Jacob doesn’t know what to make of what’s happening to him. He can’t be sure if this is purely an extension of his post-war PTSD — much of which stems from one particular battle where he and everyone in his platoon were unexpectedly hit with medical emergencies right as enemies opened fire — or if it’s something more tactile and sinister. Why is it that these maybe-hallucinations have only begun manifesting only recently? (That isn’t to say Jacob’s post-war anguish is abrupt: although he spent six years getting a Ph.D, he opted for post-office work because “after ‘nam, I didn’t want to think anymore.”) Once he links up with Paul, Jacob gives credence to the idea that they and their surviving platoon-mates — who later almost universally agree to be experiencing the same sorts of visions when asked — are at the heart of some kind of military conspiracy. The screenplay, by Bruce Joel Rubin, avoids clarity at all costs, though; you often feel like you’re in an underwater purgatory watching Jacob’s Ladder, doing somersaults against a current. In addition to the speculation over the locus of Jacob’s torment, we aren’t sure if his present with Jezzie is really his present, or if it’s a dream and his reality is actually with his ex-wife, Sarah (Patricia Kalembert), and their children. 

 

Lyne is one of the best commercial directors of his generation; big hits like 1983’s Flashdance and 1987’s Fatal Attraction are entirely distinct from each other, but Lyne knew exactly how to dress up their storylines without smothering out his own sensual style. He has an uncanny ability to, as astutely pointed out by Janet Maslin, touch “the pulse of something vital in his audiences’ imagination"; I think this is because his images almost pulsate — everything feels a little more alive in his movies. In Jacob's Ladder, he once again knows how to treat the material visually. Much of it is shot in dizzying close-up and from low angles (Jacob happens to often be lying supine, and so the film resultantly likes to show the action from that awkward vantage point) that you tend to feel bearings-starved. Rubin methodically keeps the lines delineating hallucination and reality fuzzed out; Lyne, following suit, makes sure you viscerally can’t always trust what you’re seeing. Aside from its generally woozy look, the movie is also rife with flashbacks to the Vietnam War. Cutaways to them are usually abrupt; what is happening in those flashbacks isn’t explained to us until the end of the movie.

 

The characters have a flimsiness. Everyone in the ensemble is superficially good — particularly Danny Aiello as Jacob’s almost angelic chiropractor and apparently only friend — but they can only do so much with parts in a film that always seems to be gesturing toward something, that seems to use characters only symbolically. But even without too much characterological dimension, Rubin gets right the horror of feeling unfastened to your present, perhaps yearning for the person you used to be and the relationships you used to have with the people who remain by your side, unchanged. Paul tells Jacob during that fateful bar meet-up that although he carries around a Bible and a cross with him, neither helps — nothing ever really helps. And when Jezzie chalks up Jacob’s pain to pure craziness — she threatens to leave him regularly because she’s “had too many crazies in her life” — it stings, not least because her callousness isn’t unordinary. The famous ending — Jacob’s Ladder’s plot twist is what is best remembered about it — is over-literal and frail under scrutiny. It 

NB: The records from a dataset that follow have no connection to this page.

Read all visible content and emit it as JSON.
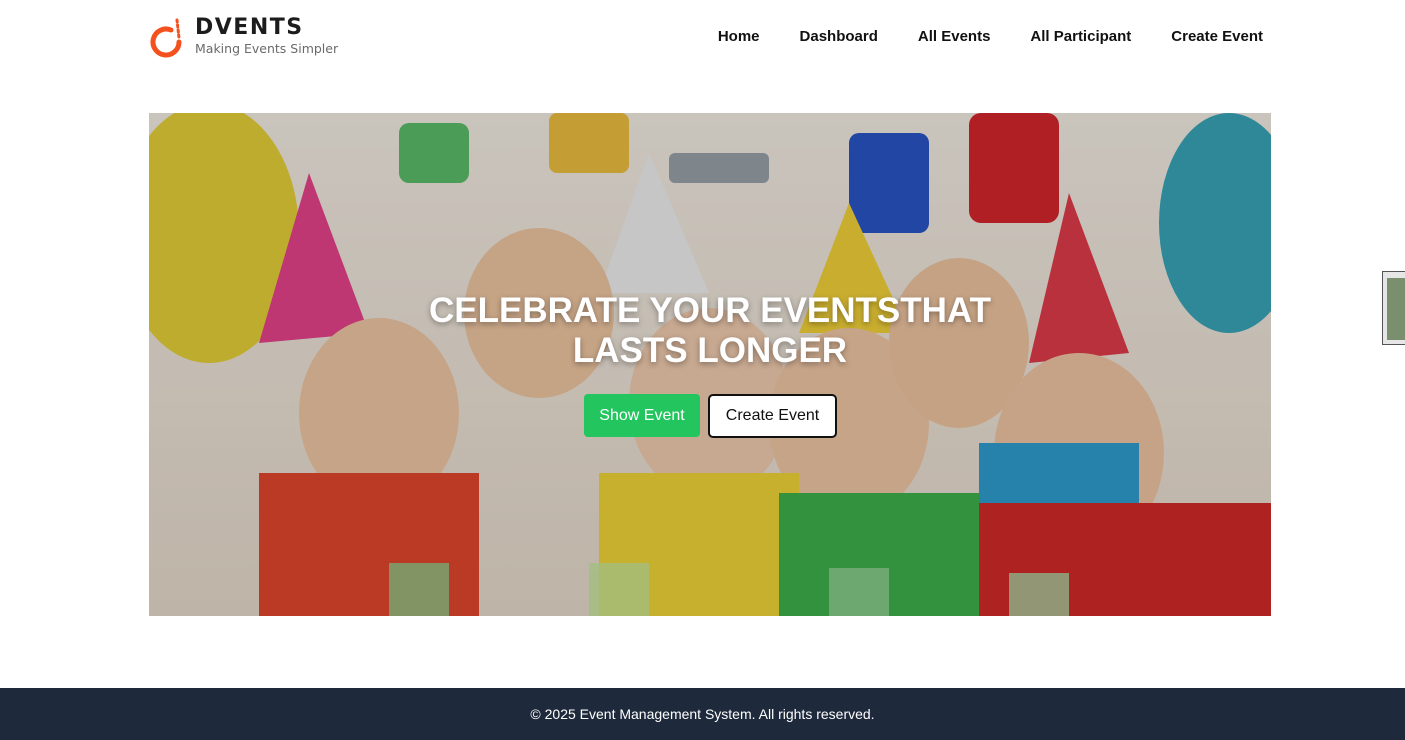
{
  "brand": {
    "name": "DVENTS",
    "tagline": "Making Events Simpler",
    "accent_color": "#f4511e"
  },
  "nav": {
    "items": [
      {
        "label": "Home"
      },
      {
        "label": "Dashboard"
      },
      {
        "label": "All Events"
      },
      {
        "label": "All Participant"
      },
      {
        "label": "Create Event"
      }
    ]
  },
  "hero": {
    "title": "CELEBRATE YOUR EVENTSTHAT LASTS LONGER",
    "show_button_label": "Show Event",
    "create_button_label": "Create Event",
    "show_button_color": "#22c55e",
    "image_subject": "party-kids-photo"
  },
  "footer": {
    "text": "© 2025 Event Management System. All rights reserved.",
    "background_color": "#1e293b"
  }
}
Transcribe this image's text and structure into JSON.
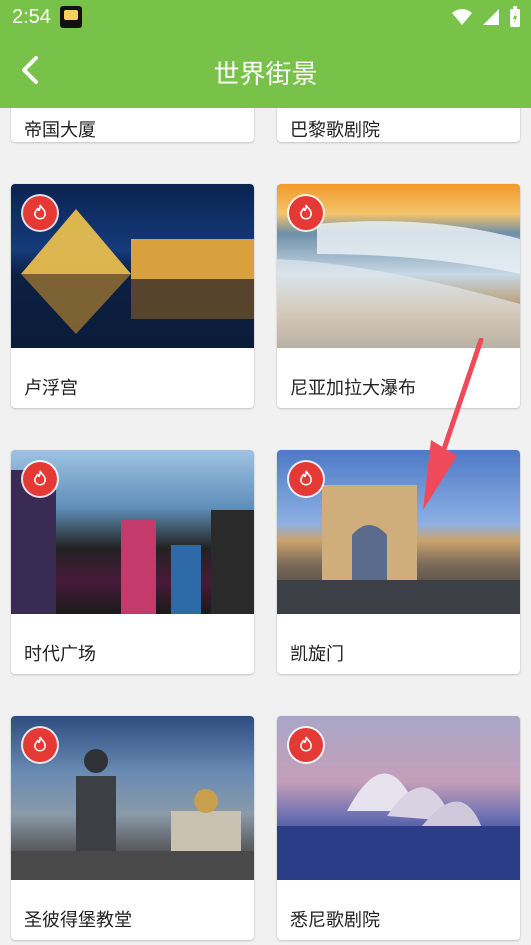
{
  "status_bar": {
    "time": "2:54"
  },
  "app_bar": {
    "title": "世界街景"
  },
  "cards": [
    {
      "caption": "帝国大厦"
    },
    {
      "caption": "巴黎歌剧院"
    },
    {
      "caption": "卢浮宫"
    },
    {
      "caption": "尼亚加拉大瀑布"
    },
    {
      "caption": "时代广场"
    },
    {
      "caption": "凯旋门"
    },
    {
      "caption": "圣彼得堡教堂"
    },
    {
      "caption": "悉尼歌剧院"
    }
  ],
  "colors": {
    "appbar": "#78c24a",
    "badge": "#e53935",
    "arrow": "#ef4a59"
  },
  "icons": {
    "back": "chevron-left-icon",
    "badge": "fire-icon",
    "wifi": "wifi-icon",
    "signal": "signal-icon",
    "battery": "battery-icon"
  }
}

doesn’t really work. It provides an easy explanation for Jacob’s agony fundamentally, but when you try to hold it up next to the film’s overall narrative it confounds. It feels like a cop-out in a horror movie that otherwise exceptionally conveys the nebulous, lonely nature of trauma. B+